His father, also called Richard Bilkey (1854 – 1939) was a farm bailiff on the 1911 census. His mother was Emma Jane Bilkey (nee Hooper, 1865 – 1930).

Clearly John or ‘Jack’ was how he was known locally, sharing the same first name as his father, a practice adopted by many Cornish families at the time.
Bilkey at the time was a local Devoran name judging by the Edwardian / Victorian class photographs of Devoran School in Ralph and Marie Bird’s Devoran and Its River. A girl, Mowin Bilkey is shown in the c. 1900 class photograph (page 51, top).
Phil Traverton, the great nephew of J Bilkey, passed on information about Phil’s grandmother’s brother (from the late Violet Dunstan of Hugus) and gave us a little family history related to “Uncle Jack, as family legend says he was the first man to volunteer at a recruitment drive at Camborne.”

To learn more about Devoran’s WW1 casulaties, start here:

https://devoranwarmemorial.wordpress.com/2013/07/20/devoran-first-world-war-casualties-names-a-to-c/

In a week or two on February 7th 1919/2019 we will be marking the centenary of the death of Richard Stephens, the last of the WW1 Devoran Casualties to die. 

https://devoranwarmemorial.wordpress.com/2019/01/16/coming-home-devoran-1919y/

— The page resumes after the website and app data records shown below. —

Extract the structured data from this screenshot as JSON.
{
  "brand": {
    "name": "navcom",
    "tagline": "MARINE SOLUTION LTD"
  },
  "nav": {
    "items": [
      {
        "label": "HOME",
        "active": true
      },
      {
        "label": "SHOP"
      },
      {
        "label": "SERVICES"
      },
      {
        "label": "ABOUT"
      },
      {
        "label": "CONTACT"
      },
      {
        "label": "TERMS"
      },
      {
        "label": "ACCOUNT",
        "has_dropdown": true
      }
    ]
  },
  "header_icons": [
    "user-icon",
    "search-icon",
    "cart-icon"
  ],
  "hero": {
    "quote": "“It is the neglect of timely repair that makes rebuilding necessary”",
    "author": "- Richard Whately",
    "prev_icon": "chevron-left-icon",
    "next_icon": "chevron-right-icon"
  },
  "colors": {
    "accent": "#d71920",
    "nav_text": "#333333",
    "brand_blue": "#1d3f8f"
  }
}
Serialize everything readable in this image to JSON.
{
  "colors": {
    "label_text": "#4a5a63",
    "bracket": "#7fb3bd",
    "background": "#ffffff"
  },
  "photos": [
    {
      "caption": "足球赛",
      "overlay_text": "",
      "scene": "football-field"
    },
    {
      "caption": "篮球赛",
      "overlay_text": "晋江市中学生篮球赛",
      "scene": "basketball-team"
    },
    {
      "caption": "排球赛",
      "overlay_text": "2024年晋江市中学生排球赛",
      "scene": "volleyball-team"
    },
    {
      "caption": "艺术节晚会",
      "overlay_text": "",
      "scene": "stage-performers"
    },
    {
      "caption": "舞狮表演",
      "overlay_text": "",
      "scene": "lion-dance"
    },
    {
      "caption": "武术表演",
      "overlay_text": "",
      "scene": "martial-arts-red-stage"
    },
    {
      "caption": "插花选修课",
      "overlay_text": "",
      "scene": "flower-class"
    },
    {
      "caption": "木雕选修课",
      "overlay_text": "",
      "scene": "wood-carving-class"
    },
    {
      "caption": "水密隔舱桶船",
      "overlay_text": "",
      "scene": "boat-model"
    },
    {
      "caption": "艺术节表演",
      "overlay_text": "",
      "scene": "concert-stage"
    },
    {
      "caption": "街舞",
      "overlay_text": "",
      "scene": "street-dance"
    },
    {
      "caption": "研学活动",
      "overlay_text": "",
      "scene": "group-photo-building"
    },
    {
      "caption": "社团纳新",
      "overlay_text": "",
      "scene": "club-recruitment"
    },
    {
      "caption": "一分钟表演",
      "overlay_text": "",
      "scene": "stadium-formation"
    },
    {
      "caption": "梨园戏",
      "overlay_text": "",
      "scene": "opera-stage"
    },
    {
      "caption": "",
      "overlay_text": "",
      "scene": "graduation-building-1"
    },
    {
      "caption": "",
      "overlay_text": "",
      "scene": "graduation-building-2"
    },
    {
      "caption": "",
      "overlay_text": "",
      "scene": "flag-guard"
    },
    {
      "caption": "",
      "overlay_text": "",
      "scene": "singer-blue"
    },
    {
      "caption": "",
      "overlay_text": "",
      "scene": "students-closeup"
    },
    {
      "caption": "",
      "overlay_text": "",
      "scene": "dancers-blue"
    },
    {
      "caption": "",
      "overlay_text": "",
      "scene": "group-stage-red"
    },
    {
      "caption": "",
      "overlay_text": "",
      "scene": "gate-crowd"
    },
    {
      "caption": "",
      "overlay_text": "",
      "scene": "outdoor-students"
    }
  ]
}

Blog posted on 31st January 2019 by Mark Norris, Devoran War Memorial project blog.